25 And, behold, there was a man in Jerusalem, whose name was Simeon; and the same man was just and devout, waiting for the consolation of Israel: and the Holy Ghost was upon him.
26 And it was revealed unto him by the Holy Ghost, that he should not see death, before he had seen the Lord's Christ.
27 And he came by the Spirit into the temple: and when the parents brought in the child Jesus, to do for him after the custom of the law,
28 then took he him up in his arms, and blessed God, and said,
29 Lord, now lettest thou thy servant depart in peace,
according to thy word:
30 for mine eyes have seen thy salvation,

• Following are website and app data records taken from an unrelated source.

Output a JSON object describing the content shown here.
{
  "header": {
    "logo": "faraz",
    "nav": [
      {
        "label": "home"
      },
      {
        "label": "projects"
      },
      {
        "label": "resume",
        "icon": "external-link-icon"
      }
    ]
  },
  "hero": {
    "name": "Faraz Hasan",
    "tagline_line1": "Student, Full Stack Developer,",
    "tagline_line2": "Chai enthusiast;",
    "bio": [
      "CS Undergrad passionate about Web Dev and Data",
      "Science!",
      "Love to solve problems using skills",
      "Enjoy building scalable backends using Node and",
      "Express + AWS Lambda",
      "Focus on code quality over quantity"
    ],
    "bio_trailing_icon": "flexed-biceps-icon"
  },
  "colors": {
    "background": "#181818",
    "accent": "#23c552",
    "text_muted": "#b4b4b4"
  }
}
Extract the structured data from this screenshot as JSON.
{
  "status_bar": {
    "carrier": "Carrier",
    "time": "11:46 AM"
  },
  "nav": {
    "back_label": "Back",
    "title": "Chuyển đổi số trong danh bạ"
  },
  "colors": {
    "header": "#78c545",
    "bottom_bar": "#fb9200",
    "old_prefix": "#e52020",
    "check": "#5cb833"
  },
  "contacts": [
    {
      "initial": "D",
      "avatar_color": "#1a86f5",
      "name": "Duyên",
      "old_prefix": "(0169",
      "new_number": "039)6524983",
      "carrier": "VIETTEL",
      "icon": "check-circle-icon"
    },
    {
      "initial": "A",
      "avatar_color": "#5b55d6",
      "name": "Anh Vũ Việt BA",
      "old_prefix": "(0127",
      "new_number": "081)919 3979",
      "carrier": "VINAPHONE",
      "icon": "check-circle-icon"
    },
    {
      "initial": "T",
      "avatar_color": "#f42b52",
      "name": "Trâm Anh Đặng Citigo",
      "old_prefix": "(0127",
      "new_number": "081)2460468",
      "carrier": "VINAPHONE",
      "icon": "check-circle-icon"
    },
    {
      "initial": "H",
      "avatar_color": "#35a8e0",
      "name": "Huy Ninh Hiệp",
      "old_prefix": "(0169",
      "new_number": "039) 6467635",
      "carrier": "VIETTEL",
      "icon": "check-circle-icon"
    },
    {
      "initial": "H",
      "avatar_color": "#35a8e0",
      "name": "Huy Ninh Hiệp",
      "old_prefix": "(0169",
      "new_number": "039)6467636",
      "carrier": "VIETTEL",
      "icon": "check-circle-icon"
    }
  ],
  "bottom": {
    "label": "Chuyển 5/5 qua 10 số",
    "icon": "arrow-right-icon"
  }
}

31 which thou hast prepared before the face of all people;
32 a light to lighten the Gentiles, Is. 42.6 ; 49.6
and the glory of thy people Israel.
33 ¶ And Joseph and his mother marveled at those things which were spoken of him.
34 And Simeon blessed them, and said unto Mary his mother, Behold, this child is set for the fall and rising again of many in Israel; and for a sign which shall be spoken against;
35 (yea, a sword shall pierce through thy own soul also;) that the thoughts of many hearts may be revealed.
36 ¶ And there was one Anna, a prophetess, the daughter of Phan'u-el, of the tribe of Asher: she was of a great age, and had lived with a husband seven years from her virginity;
37 and she was a widow of about fourscore and four years, which departed not from the temple, but served God with fastings and prayers night and day.
38 And she coming in that instant gave thanks likewise unto the Lord, and spake of him to all them that looked for redemption in Jerusalem.

Already, they're dragging in a  woman who's been a professional widow for 84 years? Going to get rough, I tell you true.
Gird up for battle, minions!